What makes a perfect meringue?  In my view, it's a light crispy shell leading to a chewy, teeth-sticking interior.  If it can look pretty too, then that's a bonus.  Meringues are great for pavlovas, or just to ladle fruit over, and are the perfect way to use up any left over egg whites that you might have hanging around after making custard or mayonnaise from the yolks.

Meringues are not difficult to make and these home made beauties knock spots off those miserable little nests that you get from the supermarket.  Here are my top three tips for getting perfect meringues.

1.  Weigh your egg whites.  Eggs are all different sizes so it's best to go by weight rather than number. 

2. Leave the oven door ajar.  With electric ovens, moisture can build up inside and stop your meringues from drying out beautifully.  Bea (from Bea's of Bloomsbury) says the best way to get a professional finish at home is to wedge your oven door ajar with a wooden spoon.

3. Give it time.  The best meringues are cooked long and slow, on a low heat.
Gooey meringues

Meringues (makes two large meringues)

I go by the Ottolenghi method of heating the sugar in the oven first.  It's easy to scale this recipe up or down as required, just weigh your egg whites and use double the amount of caster sugar.  Some people like to add vinegar or cornflour, but I don't find it necessary.

Ingredients

60g egg whites (approx 2 egg whites)
120g caster sugar

1. Preheat the oven to 200c.
2. Line a baking tray with baking parchment and spread the sugar evenly on it.
3. Put the sugar in the oven for 7-8 minutes, until it just starts to melt around the edges.
4. When the sugar is almost ready, put the egg whites into a food mixer and whisk until they start to get frothy. 
5. Slowly add the hot sugar to the egg whites.  Put the mixer speed to the max and let it whisk until cool.  This takes about 10 minutes and when it's ready the mixture should hold stiff peaks.  Meanwhile, turn the oven down to 110c.
6. Shape the semi-cooked meringues into large balls on another tray lined with baking parchment.  I did this with two large spoons.
7. Pop into the oven for 2 hours.
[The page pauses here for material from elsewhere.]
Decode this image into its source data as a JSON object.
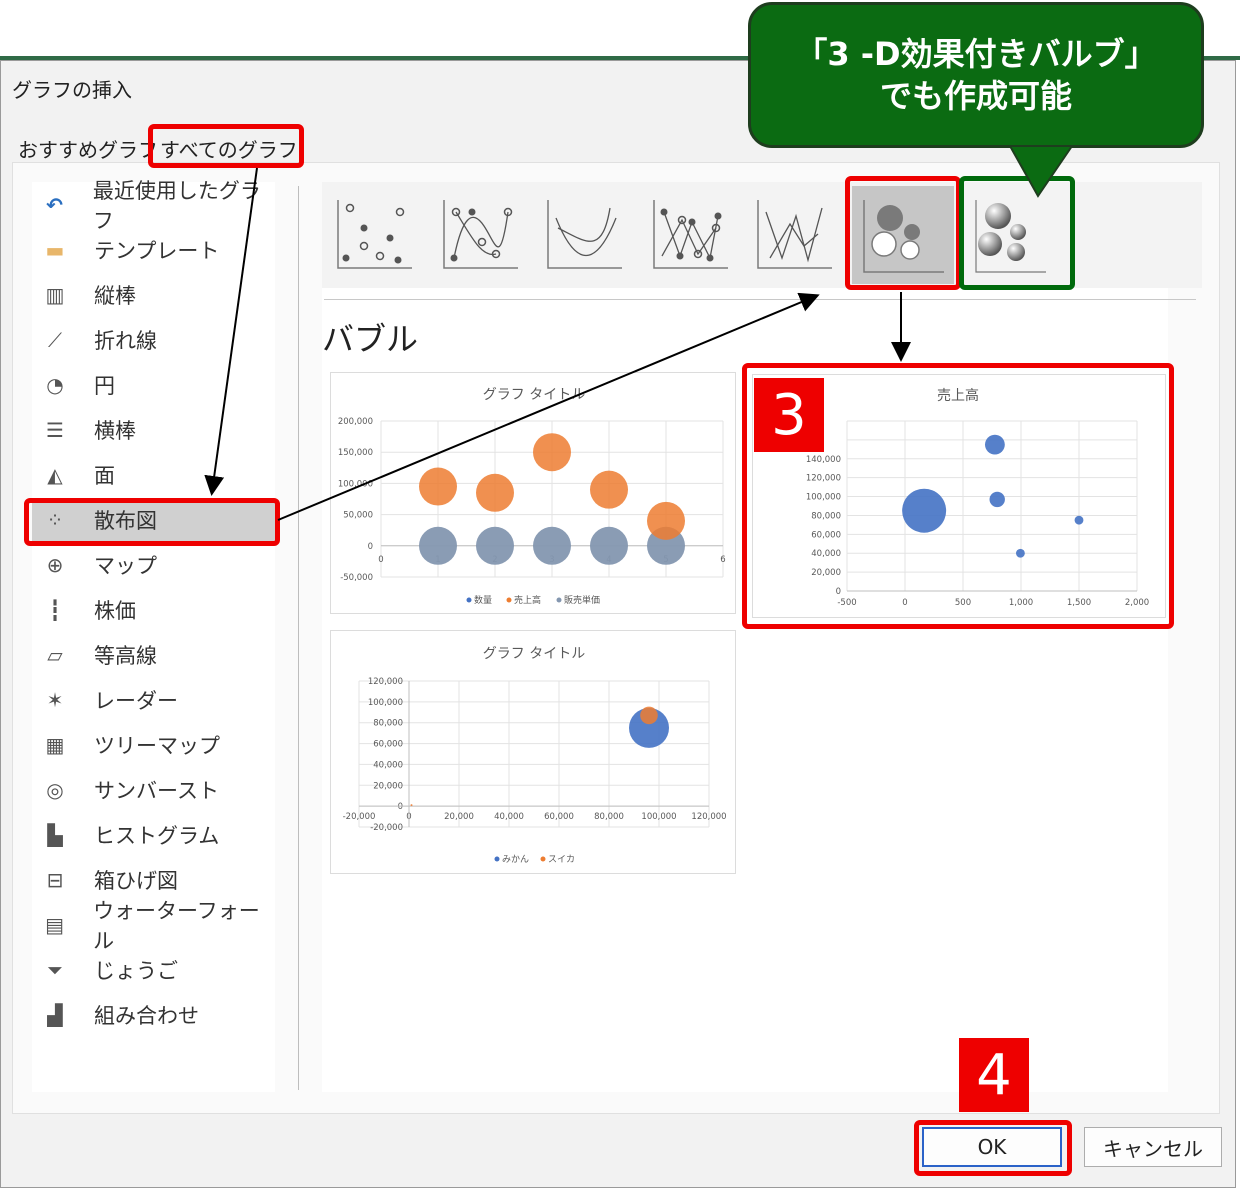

This is the recipe for a plain meringue, but why stop there?  You could swirl in a fruit coulis before baking, roll the meringues in crushed nuts or stir in some rosewater.  These meringues will last a couple of days in an airtight container.

7 comments:

Kavey said...

Oh I MUST try this recipe, thanks!
I love meringues and do make them from time to time, and usually succeed in getting some gooey interiors, though it's hit and miss.

These huge beauties are very tempting and Bea's door crack tip is a new one to me!

Helen said...

Wow, they do look very professional I have to say! Some excellent tips there, particularly the one about the oven door. My favourite right now is brown sugar meringues (made with part brown sugar and part white) - so fudgy!

alexthepink said...

Thanks ladies! The door trick does seem to work magic and brown sugar meringues sound delicious.

Anonymous said...

I just wanted to say - I tried out this recipe just now, and they're in the oven now. It's amazing!! I was wondering if it would have the beautiful sugar cracks and it does.

Thank you for a great recipe!

miamibeachapartments said...

Some excellent tips there, particularly the one about the oven door.Meringues are great for pavlovas, or just to ladle fruit over, and are the perfect way to use.thanks for sharing here..

mim said...

I'm just looking up this recipe again and thought you might like to know I made 150 of these big meringues for a wedding of friends. They were perfect and much admired. This is my default meringue recipe now!

Mim said...

This recipe has become my default after using it to cook 150 perfect and much admired meringues for a wedding of friends. Thank you!